Fabricating Jesus: How Modern Scholars Distort the Gosepels
by Craig Evans
How reliable are the Gospels? Not very, say some scholars. Craig Evans, a professor of New Testament studies, believes otherwise. But in this work, he asks a different question: how reliable are these scholars? Not very, he argues.
While we assume that these scholars are highly objective, in truth they have as many preconceived notions as believers. If they think that most of the writings in the Gospels are unreliable, they are bound to conclude that Jesus never claimed he was God. But Evans shows that even if there are errors in the early Christian manuscripts that we have, they are minor and have no overall bearing on the meaning of the texts.
Evans continues to show in later chapters that the non-canonical "gospels" such as the "gospel" of Thomas was written later than the canonical Gospels. The same is true for all of the Gnostic "gospels."

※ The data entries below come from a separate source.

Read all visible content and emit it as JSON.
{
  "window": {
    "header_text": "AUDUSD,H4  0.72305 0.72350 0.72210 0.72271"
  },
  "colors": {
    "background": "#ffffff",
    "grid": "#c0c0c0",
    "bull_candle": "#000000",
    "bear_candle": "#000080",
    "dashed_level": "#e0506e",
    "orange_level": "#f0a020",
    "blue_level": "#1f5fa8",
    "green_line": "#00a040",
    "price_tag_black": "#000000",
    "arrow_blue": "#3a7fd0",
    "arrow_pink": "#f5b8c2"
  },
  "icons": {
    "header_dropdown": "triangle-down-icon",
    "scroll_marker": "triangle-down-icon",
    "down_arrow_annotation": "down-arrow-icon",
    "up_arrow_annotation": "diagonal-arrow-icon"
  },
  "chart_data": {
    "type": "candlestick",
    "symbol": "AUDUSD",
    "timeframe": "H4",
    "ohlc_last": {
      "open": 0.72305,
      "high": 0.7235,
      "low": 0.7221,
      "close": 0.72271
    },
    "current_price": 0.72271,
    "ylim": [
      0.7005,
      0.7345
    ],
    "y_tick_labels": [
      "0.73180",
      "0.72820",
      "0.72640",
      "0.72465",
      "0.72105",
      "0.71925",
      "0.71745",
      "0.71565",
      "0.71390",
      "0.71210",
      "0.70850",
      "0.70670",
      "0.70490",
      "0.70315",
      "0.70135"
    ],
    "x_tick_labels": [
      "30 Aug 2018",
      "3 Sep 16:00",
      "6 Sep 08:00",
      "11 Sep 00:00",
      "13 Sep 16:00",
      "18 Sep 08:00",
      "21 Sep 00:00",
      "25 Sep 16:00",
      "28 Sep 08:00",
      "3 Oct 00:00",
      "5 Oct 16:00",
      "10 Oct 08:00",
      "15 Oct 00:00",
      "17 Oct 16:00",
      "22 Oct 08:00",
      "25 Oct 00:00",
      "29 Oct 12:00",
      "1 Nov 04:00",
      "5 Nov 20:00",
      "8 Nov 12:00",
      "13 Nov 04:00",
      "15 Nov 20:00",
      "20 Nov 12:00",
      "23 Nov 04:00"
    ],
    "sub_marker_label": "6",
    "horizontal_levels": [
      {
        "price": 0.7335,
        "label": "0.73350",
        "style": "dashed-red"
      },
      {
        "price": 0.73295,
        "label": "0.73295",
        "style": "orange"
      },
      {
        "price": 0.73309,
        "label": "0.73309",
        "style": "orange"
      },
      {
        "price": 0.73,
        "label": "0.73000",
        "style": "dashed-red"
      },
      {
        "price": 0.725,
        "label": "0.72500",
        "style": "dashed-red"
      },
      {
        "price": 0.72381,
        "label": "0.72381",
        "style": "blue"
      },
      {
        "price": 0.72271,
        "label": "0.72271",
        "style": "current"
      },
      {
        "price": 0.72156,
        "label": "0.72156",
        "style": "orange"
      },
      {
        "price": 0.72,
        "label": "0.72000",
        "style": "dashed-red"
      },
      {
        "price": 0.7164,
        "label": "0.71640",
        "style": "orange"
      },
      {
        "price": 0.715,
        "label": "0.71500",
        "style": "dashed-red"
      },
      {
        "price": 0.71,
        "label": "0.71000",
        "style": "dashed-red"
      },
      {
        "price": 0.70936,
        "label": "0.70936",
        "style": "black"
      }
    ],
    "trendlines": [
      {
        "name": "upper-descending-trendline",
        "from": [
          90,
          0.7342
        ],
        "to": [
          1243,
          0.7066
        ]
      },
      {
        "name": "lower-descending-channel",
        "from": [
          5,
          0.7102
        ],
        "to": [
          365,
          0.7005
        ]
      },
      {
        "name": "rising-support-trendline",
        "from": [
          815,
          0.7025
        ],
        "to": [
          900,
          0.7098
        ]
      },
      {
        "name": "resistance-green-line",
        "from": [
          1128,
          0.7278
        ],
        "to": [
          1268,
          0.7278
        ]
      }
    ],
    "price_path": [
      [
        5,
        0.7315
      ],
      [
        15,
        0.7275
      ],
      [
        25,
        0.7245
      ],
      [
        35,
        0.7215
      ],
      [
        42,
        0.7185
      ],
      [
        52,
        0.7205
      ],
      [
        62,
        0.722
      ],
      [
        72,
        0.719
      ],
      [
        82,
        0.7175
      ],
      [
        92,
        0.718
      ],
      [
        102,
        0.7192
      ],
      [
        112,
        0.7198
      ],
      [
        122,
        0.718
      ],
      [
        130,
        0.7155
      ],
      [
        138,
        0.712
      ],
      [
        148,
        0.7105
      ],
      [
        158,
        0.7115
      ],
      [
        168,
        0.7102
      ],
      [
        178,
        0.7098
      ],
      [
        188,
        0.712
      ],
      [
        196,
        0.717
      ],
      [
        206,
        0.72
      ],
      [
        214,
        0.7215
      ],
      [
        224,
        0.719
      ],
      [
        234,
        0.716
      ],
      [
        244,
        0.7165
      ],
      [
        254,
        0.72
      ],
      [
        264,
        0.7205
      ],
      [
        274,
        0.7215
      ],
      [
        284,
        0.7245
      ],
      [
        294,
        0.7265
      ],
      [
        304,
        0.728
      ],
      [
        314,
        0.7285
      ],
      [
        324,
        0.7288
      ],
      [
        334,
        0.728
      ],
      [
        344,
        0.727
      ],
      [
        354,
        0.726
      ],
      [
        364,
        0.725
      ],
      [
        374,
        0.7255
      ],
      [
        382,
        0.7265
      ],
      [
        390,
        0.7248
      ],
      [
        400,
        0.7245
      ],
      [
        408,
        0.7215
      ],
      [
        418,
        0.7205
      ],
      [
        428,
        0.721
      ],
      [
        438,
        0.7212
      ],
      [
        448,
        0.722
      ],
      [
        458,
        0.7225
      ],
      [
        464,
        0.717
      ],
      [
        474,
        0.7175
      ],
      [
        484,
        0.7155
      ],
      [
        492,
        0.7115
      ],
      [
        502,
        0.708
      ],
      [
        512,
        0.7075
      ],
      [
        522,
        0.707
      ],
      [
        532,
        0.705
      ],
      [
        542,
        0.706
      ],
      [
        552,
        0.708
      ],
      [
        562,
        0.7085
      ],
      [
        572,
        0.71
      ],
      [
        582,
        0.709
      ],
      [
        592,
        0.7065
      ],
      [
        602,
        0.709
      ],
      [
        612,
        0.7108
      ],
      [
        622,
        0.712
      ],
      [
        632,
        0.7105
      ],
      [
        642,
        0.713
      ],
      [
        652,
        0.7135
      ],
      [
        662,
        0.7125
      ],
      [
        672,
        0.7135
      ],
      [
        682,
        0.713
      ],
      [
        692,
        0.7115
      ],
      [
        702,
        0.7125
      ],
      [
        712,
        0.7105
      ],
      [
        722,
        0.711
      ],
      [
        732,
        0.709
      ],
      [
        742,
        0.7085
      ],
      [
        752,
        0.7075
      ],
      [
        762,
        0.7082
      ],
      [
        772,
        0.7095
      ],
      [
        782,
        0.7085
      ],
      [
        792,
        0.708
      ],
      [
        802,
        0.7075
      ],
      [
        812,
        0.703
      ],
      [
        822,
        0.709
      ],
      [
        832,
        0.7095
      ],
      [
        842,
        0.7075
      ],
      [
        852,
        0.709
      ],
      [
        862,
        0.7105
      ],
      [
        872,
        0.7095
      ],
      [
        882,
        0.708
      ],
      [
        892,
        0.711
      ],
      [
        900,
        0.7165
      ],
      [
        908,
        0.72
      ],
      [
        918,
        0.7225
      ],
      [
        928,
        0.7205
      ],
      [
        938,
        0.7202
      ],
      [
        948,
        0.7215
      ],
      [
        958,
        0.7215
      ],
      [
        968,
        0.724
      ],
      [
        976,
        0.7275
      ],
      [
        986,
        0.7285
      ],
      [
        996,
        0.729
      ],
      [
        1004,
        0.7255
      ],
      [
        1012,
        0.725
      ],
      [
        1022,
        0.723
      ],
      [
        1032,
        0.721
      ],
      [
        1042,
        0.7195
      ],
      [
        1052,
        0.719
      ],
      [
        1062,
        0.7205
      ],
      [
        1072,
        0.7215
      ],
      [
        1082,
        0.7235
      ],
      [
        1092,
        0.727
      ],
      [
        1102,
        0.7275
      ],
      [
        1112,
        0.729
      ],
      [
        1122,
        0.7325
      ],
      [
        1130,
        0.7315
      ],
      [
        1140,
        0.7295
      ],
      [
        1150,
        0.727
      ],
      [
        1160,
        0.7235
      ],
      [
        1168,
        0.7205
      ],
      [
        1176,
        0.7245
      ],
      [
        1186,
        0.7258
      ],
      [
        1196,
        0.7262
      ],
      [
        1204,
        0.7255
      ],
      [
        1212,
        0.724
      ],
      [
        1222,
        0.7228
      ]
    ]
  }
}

Like the scholars, Evans accepts that there were conflicts in the early Christian Church. But these conflicts were about discipline, not doctrine.
Apart from taking on the relatively serious scholars such as those belonging to the Jesus Seminar group and Bart Ehrman, Evans entertains us with a look at the likes of Dan Brown. They are quickly dismissed.
Evans has done an excellent job showing us how unreliable some of the modern scholars are, and why.